- [Instructions to follow]
Read the data, and whenever a line holds the word "Time", report that line.

- [Dataset records]
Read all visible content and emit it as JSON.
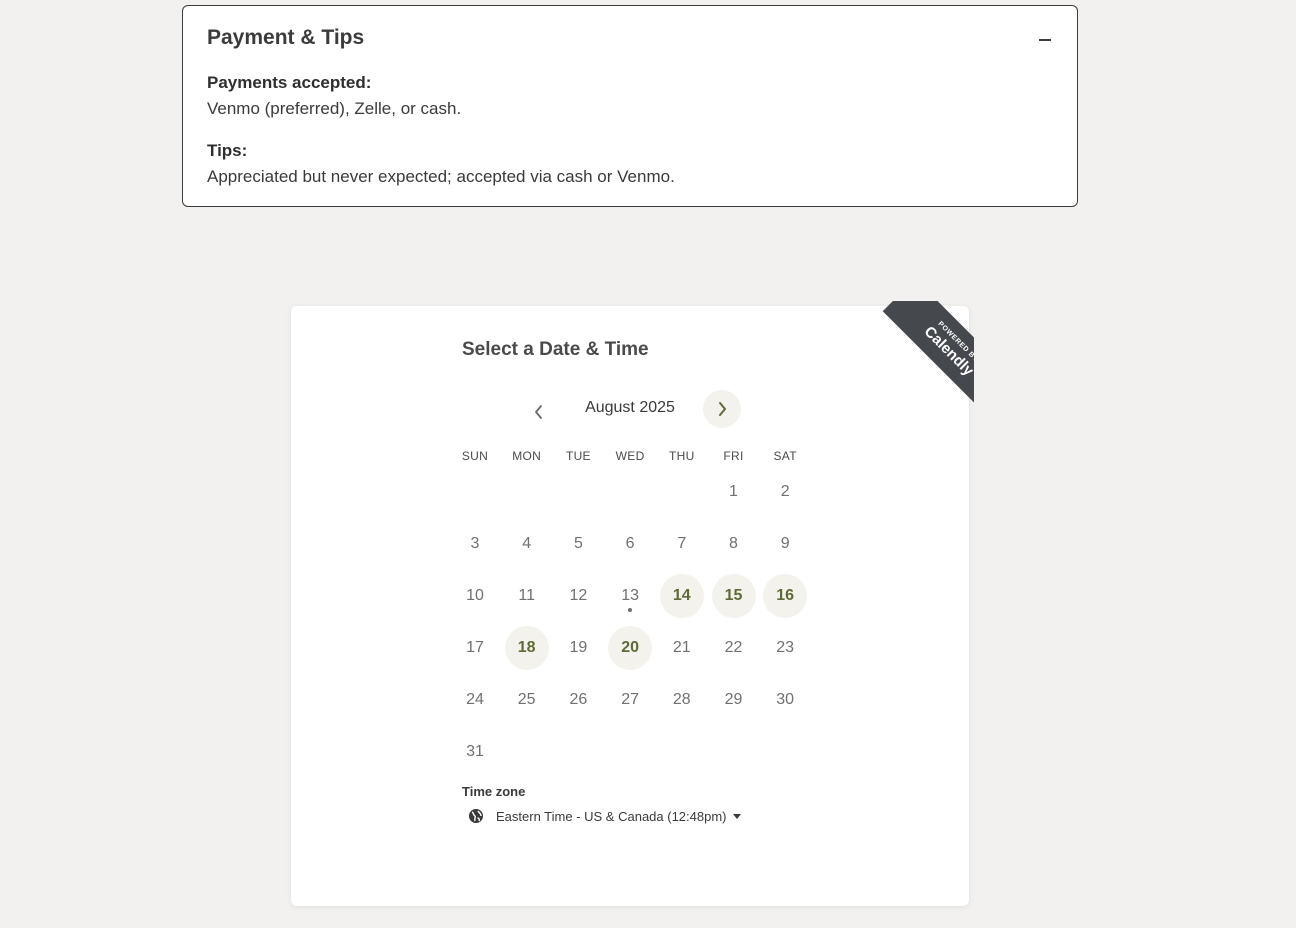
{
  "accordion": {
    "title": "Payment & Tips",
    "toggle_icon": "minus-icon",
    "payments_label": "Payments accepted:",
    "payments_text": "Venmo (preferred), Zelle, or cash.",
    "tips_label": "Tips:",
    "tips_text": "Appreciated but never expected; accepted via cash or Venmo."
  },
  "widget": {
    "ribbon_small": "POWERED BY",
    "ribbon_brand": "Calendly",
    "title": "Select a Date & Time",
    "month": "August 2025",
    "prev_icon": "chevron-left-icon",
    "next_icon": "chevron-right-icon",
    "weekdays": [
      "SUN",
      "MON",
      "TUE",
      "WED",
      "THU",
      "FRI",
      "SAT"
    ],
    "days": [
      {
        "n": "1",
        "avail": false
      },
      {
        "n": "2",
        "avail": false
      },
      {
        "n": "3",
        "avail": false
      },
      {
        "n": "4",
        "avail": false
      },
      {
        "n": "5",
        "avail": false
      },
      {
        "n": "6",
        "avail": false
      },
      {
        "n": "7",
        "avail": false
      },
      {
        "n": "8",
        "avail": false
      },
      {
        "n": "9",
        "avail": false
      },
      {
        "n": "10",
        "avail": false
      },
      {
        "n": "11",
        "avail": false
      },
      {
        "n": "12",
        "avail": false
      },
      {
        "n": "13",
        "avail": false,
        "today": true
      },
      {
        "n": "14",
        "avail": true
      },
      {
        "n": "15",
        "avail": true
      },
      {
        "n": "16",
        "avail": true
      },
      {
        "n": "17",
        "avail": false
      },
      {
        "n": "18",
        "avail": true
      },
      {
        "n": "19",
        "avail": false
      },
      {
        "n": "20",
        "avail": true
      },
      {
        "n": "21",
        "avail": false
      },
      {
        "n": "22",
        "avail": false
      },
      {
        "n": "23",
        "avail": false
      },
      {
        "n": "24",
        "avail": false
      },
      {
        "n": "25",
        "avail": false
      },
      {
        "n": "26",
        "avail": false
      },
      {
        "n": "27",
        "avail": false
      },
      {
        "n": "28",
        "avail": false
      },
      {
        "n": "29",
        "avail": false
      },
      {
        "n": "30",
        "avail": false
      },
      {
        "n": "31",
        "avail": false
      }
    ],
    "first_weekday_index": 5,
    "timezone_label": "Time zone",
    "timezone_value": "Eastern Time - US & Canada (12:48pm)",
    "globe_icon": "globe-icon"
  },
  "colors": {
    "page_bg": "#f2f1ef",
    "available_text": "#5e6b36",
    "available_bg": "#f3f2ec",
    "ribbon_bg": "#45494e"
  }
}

- [Response box]
    "title": "Select a Date & Time",
    "timezone_label": "Time zone",
    "timezone_value": "Eastern Time - US & Canada (12:48pm)",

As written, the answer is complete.